The total expenditure on medicines in the United Kingdom in 1966 was £267 million. Of this £188 million was for medicines prescribed on the National Health Service. The other £79 million was spent by the public mainly for medicines bought without a doctor’s prescription. Thus self-treatment still forms an important aspect of medical care, although in terms of cost it accounts for less than half per cent of total consumer expenditure.
The extent of private purchases of medicines may seem surprising in a situation where medicines are available to all either free or at nominal cost under the National Health Service. Indeed the manufacturers of proprietary remedies themselves believed that their sales would dwindle once the Health Service had been established. However, even when medicines have been entirely free under the National Health Service, many people still have preferred to pay for their own household remedies rather than to visit the doctor to obtain them without charge. Whereas it was the original concept that all sickness should come within the scope of the Health Service, it is now acknowledged that much treatment must fall outside it.
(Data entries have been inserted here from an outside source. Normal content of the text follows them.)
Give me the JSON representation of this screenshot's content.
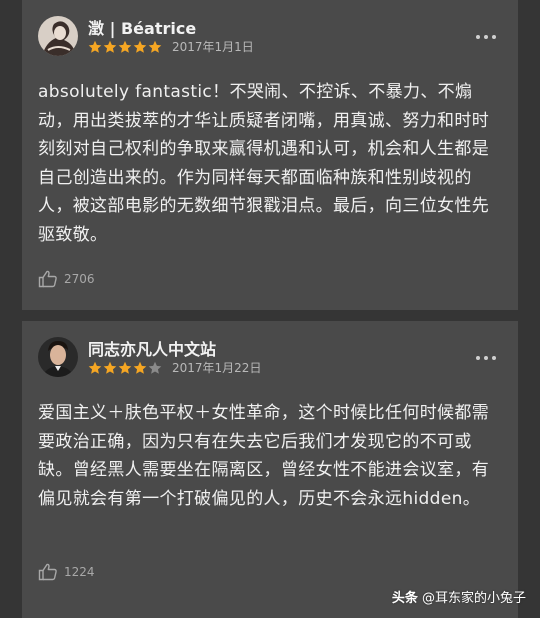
{
  "colors": {
    "page_bg": "#353535",
    "panel_bg": "#4a4a4a",
    "star_filled": "#f5a623",
    "star_empty": "#8a8a8a",
    "meta_text": "#b8b8b8"
  },
  "reviews": [
    {
      "username": "澂 | Béatrice",
      "avatar_icon": "avatar-sketch-portrait",
      "rating": 5,
      "max_rating": 5,
      "date": "2017年1月1日",
      "content": "absolutely fantastic！不哭闹、不控诉、不暴力、不煽动，用出类拔萃的才华让质疑者闭嘴，用真诚、努力和时时刻刻对自己权利的争取来赢得机遇和认可，机会和人生都是自己创造出来的。作为同样每天都面临种族和性别歧视的人，被这部电影的无数细节狠戳泪点。最后，向三位女性先驱致敬。",
      "likes": "2706"
    },
    {
      "username": "同志亦凡人中文站",
      "avatar_icon": "avatar-man-portrait",
      "rating": 4,
      "max_rating": 5,
      "date": "2017年1月22日",
      "content": "爱国主义＋肤色平权＋女性革命，这个时候比任何时候都需要政治正确，因为只有在失去它后我们才发现它的不可或缺。曾经黑人需要坐在隔离区，曾经女性不能进会议室，有偏见就会有第一个打破偏见的人，历史不会永远hidden。",
      "likes": "1224"
    }
  ],
  "watermark": {
    "brand": "头条",
    "handle": "@耳东家的小兔子"
  }
}
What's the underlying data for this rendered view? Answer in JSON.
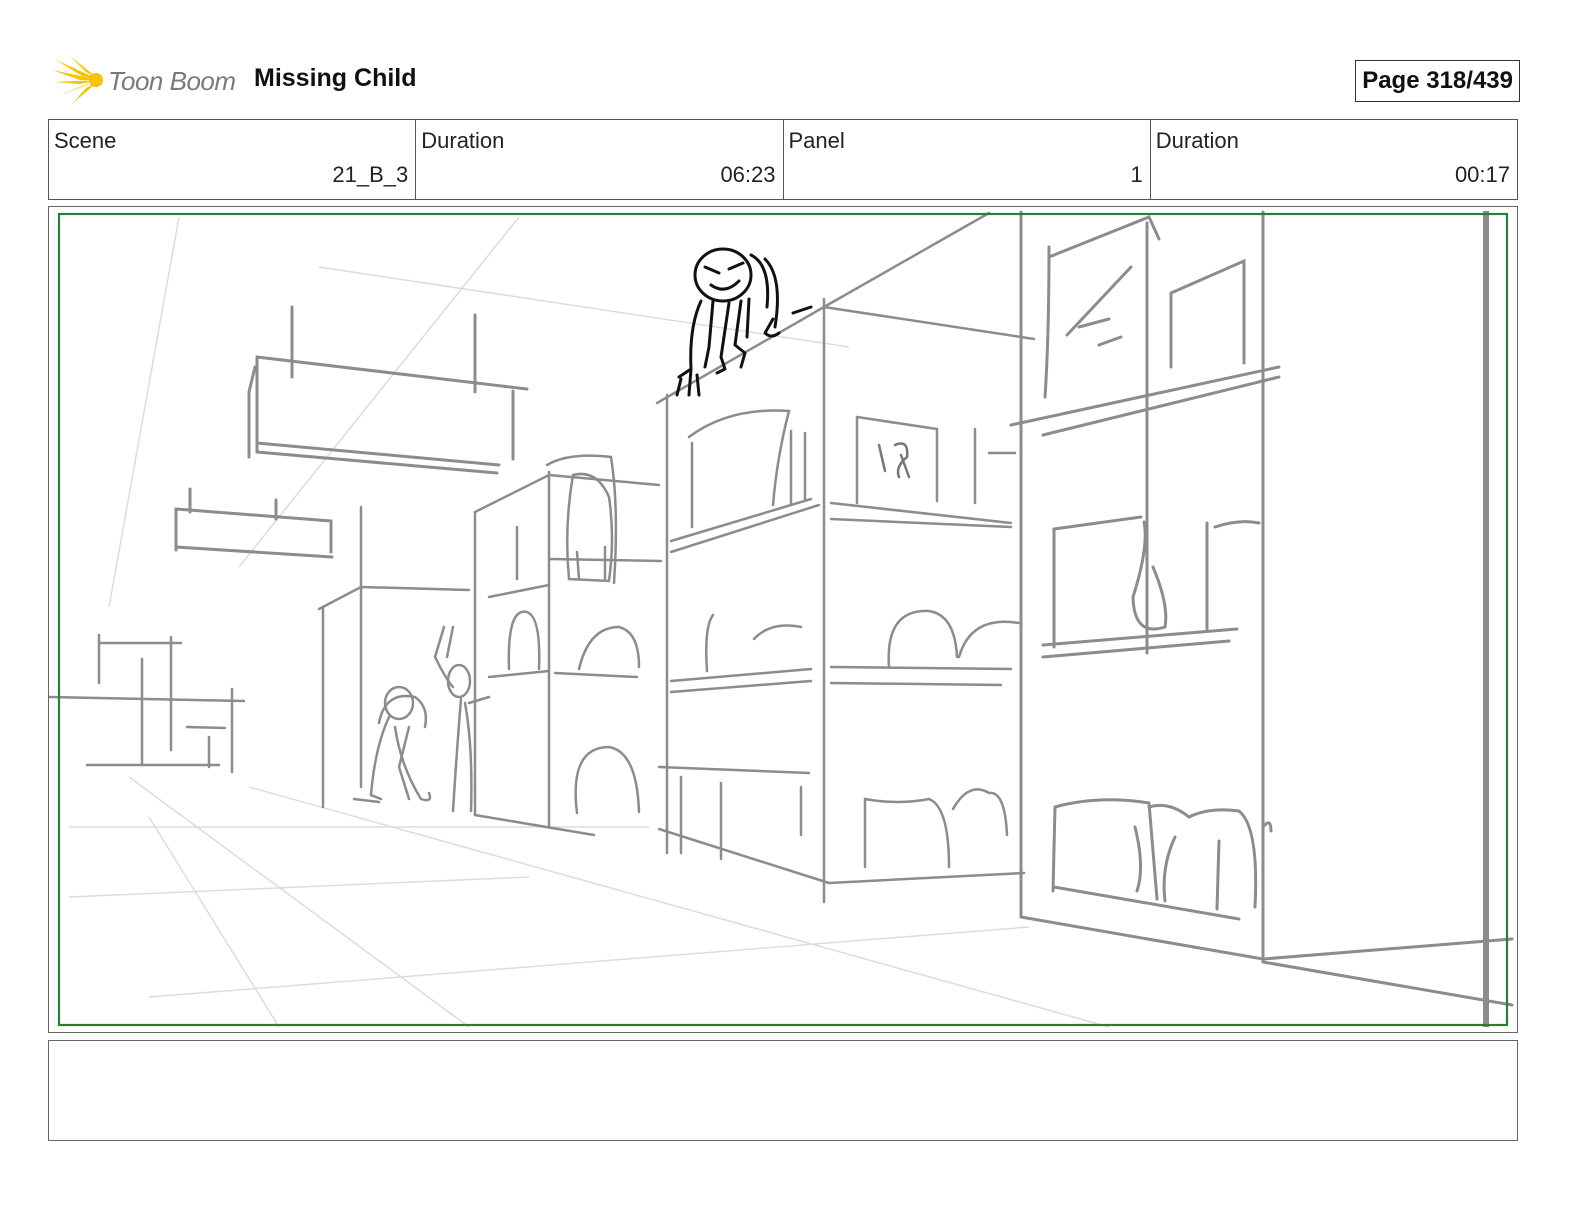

This paper considers the human reasons leading to self-treatment, the common type of diseases involved, and the ways in which they are treated. It goes on to consider the impact of this approach on the overall standards of health in the United Kingdom.